Repeat the listing below word for word, leaving nothing out.

══ TASK INPUTS

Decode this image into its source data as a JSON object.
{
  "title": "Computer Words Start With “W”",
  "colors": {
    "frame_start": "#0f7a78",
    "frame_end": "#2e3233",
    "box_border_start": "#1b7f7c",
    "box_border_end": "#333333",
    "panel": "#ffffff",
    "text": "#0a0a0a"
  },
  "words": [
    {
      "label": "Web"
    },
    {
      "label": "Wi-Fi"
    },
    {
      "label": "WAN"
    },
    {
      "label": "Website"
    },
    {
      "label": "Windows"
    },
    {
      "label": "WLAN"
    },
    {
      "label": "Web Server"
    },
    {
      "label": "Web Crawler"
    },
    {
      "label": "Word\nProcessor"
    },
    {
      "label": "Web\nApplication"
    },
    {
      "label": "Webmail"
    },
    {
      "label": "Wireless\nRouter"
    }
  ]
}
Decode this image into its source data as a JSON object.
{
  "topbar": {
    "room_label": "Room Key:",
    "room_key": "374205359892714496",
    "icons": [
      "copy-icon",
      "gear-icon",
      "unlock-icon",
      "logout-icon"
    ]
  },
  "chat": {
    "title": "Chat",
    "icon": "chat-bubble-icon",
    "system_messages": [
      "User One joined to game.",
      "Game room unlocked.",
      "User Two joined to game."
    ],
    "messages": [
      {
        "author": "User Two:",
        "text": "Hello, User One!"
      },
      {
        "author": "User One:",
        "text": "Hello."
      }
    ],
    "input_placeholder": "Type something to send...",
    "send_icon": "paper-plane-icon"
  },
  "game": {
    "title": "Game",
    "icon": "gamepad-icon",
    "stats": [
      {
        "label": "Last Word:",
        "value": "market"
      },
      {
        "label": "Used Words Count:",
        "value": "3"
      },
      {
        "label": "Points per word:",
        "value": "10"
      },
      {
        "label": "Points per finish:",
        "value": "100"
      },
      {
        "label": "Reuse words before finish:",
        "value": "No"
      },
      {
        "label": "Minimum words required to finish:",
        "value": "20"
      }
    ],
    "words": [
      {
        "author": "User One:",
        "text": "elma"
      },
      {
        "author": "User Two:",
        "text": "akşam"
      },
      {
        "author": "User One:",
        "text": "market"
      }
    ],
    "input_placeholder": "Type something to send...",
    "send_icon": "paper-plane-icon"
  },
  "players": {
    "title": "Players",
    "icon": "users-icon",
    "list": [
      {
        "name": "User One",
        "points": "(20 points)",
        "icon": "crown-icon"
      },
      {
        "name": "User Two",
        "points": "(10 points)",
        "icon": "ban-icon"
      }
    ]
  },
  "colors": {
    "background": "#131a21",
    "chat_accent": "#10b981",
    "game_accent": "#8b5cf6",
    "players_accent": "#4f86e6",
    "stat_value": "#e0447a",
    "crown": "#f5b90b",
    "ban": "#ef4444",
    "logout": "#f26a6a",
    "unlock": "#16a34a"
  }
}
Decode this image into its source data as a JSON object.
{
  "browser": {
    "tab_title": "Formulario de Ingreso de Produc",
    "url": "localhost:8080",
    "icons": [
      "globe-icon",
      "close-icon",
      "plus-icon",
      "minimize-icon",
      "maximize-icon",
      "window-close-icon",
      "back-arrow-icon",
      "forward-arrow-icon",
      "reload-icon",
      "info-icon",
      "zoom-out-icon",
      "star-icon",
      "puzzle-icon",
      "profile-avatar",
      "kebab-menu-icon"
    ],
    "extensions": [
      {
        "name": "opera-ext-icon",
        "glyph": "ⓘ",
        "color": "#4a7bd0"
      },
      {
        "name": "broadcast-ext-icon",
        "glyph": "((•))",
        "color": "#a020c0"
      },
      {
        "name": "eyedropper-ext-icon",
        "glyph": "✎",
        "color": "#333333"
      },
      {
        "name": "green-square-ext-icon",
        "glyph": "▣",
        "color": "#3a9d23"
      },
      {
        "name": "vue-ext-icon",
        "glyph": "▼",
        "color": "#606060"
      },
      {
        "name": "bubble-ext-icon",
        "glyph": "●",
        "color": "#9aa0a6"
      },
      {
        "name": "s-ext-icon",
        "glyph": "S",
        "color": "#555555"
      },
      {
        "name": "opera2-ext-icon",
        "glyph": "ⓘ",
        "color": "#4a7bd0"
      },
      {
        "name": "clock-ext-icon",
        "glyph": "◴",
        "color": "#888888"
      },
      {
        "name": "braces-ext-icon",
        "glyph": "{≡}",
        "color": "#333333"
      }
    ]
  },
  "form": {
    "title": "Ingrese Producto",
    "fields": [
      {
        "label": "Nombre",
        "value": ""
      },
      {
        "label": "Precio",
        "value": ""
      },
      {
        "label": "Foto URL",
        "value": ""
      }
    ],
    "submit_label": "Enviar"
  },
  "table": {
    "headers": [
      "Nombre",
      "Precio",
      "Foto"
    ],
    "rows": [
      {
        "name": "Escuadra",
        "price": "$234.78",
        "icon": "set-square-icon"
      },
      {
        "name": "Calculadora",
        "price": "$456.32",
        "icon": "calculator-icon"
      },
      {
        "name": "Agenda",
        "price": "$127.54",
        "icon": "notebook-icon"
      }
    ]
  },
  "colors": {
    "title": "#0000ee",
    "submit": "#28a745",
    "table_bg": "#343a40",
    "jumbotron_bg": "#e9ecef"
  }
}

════

### RESULT OF THE EXERCISE
Decode this image into its source data as a JSON object.
{
  "title": "Computer Words Start With “W”",
  "colors": {
    "frame_start": "#0f7a78",
    "frame_end": "#2e3233",
    "box_border_start": "#1b7f7c",
    "box_border_end": "#333333",
    "panel": "#ffffff",
    "text": "#0a0a0a"
  },
  "words": [
    {
      "label": "Web"
    },
    {
      "label": "Wi-Fi"
    },
    {
      "label": "WAN"
    },
    {
      "label": "Website"
    },
    {
      "label": "Windows"
    },
    {
      "label": "WLAN"
    },
    {
      "label": "Web Server"
    },
    {
      "label": "Web Crawler"
    },
    {
      "label": "Word\nProcessor"
    },
    {
      "label": "Web\nApplication"
    },
    {
      "label": "Webmail"
    },
    {
      "label": "Wireless\nRouter"
    }
  ]
}
Decode this image into its source data as a JSON object.
{
  "topbar": {
    "room_label": "Room Key:",
    "room_key": "374205359892714496",
    "icons": [
      "copy-icon",
      "gear-icon",
      "unlock-icon",
      "logout-icon"
    ]
  },
  "chat": {
    "title": "Chat",
    "icon": "chat-bubble-icon",
    "system_messages": [
      "User One joined to game.",
      "Game room unlocked.",
      "User Two joined to game."
    ],
    "messages": [
      {
        "author": "User Two:",
        "text": "Hello, User One!"
      },
      {
        "author": "User One:",
        "text": "Hello."
      }
    ],
    "input_placeholder": "Type something to send...",
    "send_icon": "paper-plane-icon"
  },
  "game": {
    "title": "Game",
    "icon": "gamepad-icon",
    "stats": [
      {
        "label": "Last Word:",
        "value": "market"
      },
      {
        "label": "Used Words Count:",
        "value": "3"
      },
      {
        "label": "Points per word:",
        "value": "10"
      },
      {
        "label": "Points per finish:",
        "value": "100"
      },
      {
        "label": "Reuse words before finish:",
        "value": "No"
      },
      {
        "label": "Minimum words required to finish:",
        "value": "20"
      }
    ],
    "words": [
      {
        "author": "User One:",
        "text": "elma"
      },
      {
        "author": "User Two:",
        "text": "akşam"
      },
      {
        "author": "User One:",
        "text": "market"
      }
    ],
    "input_placeholder": "Type something to send...",
    "send_icon": "paper-plane-icon"
  },
  "players": {
    "title": "Players",
    "icon": "users-icon",
    "list": [
      {
        "name": "User One",
        "points": "(20 points)",
        "icon": "crown-icon"
      },
      {
        "name": "User Two",
        "points": "(10 points)",
        "icon": "ban-icon"
      }
    ]
  },
  "colors": {
    "background": "#131a21",
    "chat_accent": "#10b981",
    "game_accent": "#8b5cf6",
    "players_accent": "#4f86e6",
    "stat_value": "#e0447a",
    "crown": "#f5b90b",
    "ban": "#ef4444",
    "logout": "#f26a6a",
    "unlock": "#16a34a"
  }
}
Decode this image into its source data as a JSON object.
{
  "browser": {
    "tab_title": "Formulario de Ingreso de Produc",
    "url": "localhost:8080",
    "icons": [
      "globe-icon",
      "close-icon",
      "plus-icon",
      "minimize-icon",
      "maximize-icon",
      "window-close-icon",
      "back-arrow-icon",
      "forward-arrow-icon",
      "reload-icon",
      "info-icon",
      "zoom-out-icon",
      "star-icon",
      "puzzle-icon",
      "profile-avatar",
      "kebab-menu-icon"
    ],
    "extensions": [
      {
        "name": "opera-ext-icon",
        "glyph": "ⓘ",
        "color": "#4a7bd0"
      },
      {
        "name": "broadcast-ext-icon",
        "glyph": "((•))",
        "color": "#a020c0"
      },
      {
        "name": "eyedropper-ext-icon",
        "glyph": "✎",
        "color": "#333333"
      },
      {
        "name": "green-square-ext-icon",
        "glyph": "▣",
        "color": "#3a9d23"
      },
      {
        "name": "vue-ext-icon",
        "glyph": "▼",
        "color": "#606060"
      },
      {
        "name": "bubble-ext-icon",
        "glyph": "●",
        "color": "#9aa0a6"
      },
      {
        "name": "s-ext-icon",
        "glyph": "S",
        "color": "#555555"
      },
      {
        "name": "opera2-ext-icon",
        "glyph": "ⓘ",
        "color": "#4a7bd0"
      },
      {
        "name": "clock-ext-icon",
        "glyph": "◴",
        "color": "#888888"
      },
      {
        "name": "braces-ext-icon",
        "glyph": "{≡}",
        "color": "#333333"
      }
    ]
  },
  "form": {
    "title": "Ingrese Producto",
    "fields": [
      {
        "label": "Nombre",
        "value": ""
      },
      {
        "label": "Precio",
        "value": ""
      },
      {
        "label": "Foto URL",
        "value": ""
      }
    ],
    "submit_label": "Enviar"
  },
  "table": {
    "headers": [
      "Nombre",
      "Precio",
      "Foto"
    ],
    "rows": [
      {
        "name": "Escuadra",
        "price": "$234.78",
        "icon": "set-square-icon"
      },
      {
        "name": "Calculadora",
        "price": "$456.32",
        "icon": "calculator-icon"
      },
      {
        "name": "Agenda",
        "price": "$127.54",
        "icon": "notebook-icon"
      }
    ]
  },
  "colors": {
    "title": "#0000ee",
    "submit": "#28a745",
    "table_bg": "#343a40",
    "jumbotron_bg": "#e9ecef"
  }
}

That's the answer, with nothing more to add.